This trend in our globalized world opens up great opportunities to improve health and health care. The evolution in technology—including online transactions, electronic medical records and privacy protocols—has enabled telemedicine to surge.
Increasing numbers of health systems are embracing technology-enabled, virtual care—online, telehealth, mobile health (mHealth), wearable and implantable patient monitoring devices, and other advancements.
If you go to your device’s app store, you’ll see tens of thousands of downloads available to help you with everything from remembering when and how to take your medications to tracking vital signs such as heart rate and blood pressure.
At Johns Hopkins, cardiac patients who suffer a heart attack can use the Corrie mobile health app to stay on track with good diet, exercise and medication habits to improve their recovery and longer-term health and wellness.
Patients receiving care at a number of institutions can also now use their cell phones or tablets to do video consultations with a doctor, nurse or pharmacist.
For example, patients picking up medications at Johns Hopkins pharmacies can speak to a remote specialty pharmacist for advice about administering medications such as chemotherapy treatments they take at home.
At Johns Hopkins, we’re using video-based telehealth screenings to eliminate barriers to care in our emergency departments, where typically the sickest or most seriously injured patients are seen first.
Our institutions are adopting telemedicine technologies to allow off-site doctors and physician assistants to screen ER patients and initiate care. This reduces wait times and allows the on-site care team to begin treating other patients with emergency health needs more quickly.
Institutions everywhere can use these kinds of telemedicine to help bridge the care delivery gap, especially in remote areas.
For example, we’re evaluating the IT infrastructure and technical support needed to develop a telemedicine program at our joint venture Johns Hopkins Aramco Healthcare in Saudi Arabia. Our partner Saudi Aramco—the oil and gas giant—has thousands of employees who work in remote areas or off-shore locations. Telemedicine will help us provide them with more immediate, high-quality health care in their potentially hazardous line of work.
Technology-driven health care also may prove to be a literal lifesaver in geographic regions with widely dispersed populations, such as Africa and Southeast Asia.

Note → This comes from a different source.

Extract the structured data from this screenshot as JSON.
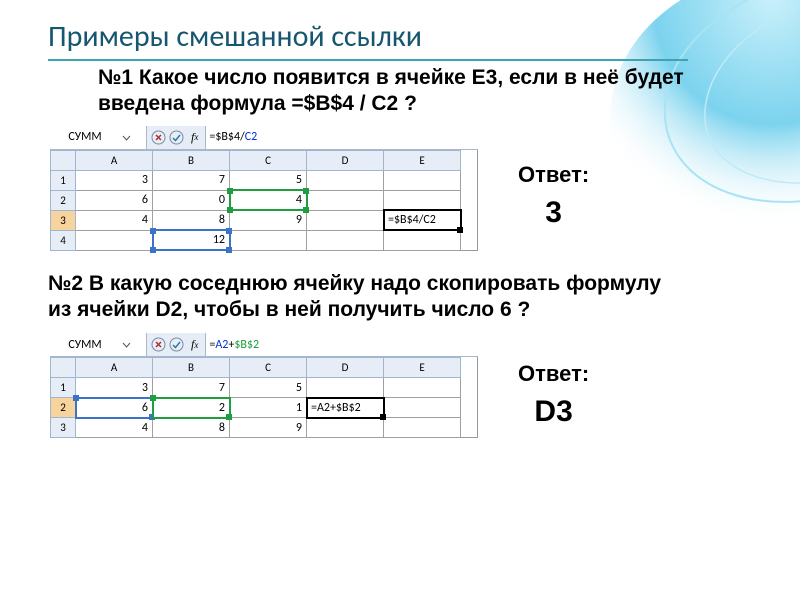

Hopkins pathologist Dr. Timothy Amukele has been researching how to use drones as an effective, safe and swift way to quickly transport medical samples from remote sites to laboratories. Drones don’t get stuck in traffic, and they can operate in terrains where there are no roads, thereby overcoming conditions that can impede timely patient diagnoses and care in rural or remote communities.
Johns Hopkins is exploring ways we can work with our current affiliates to use these kinds of innovations in telehealth and tech-enabled medicine to connect physicians and patients around the world. We see tremendous opportunity to leverage the power of technology to extend the reach and improve the effectiveness of health care, while still maintaining high standards and attention to patient safety.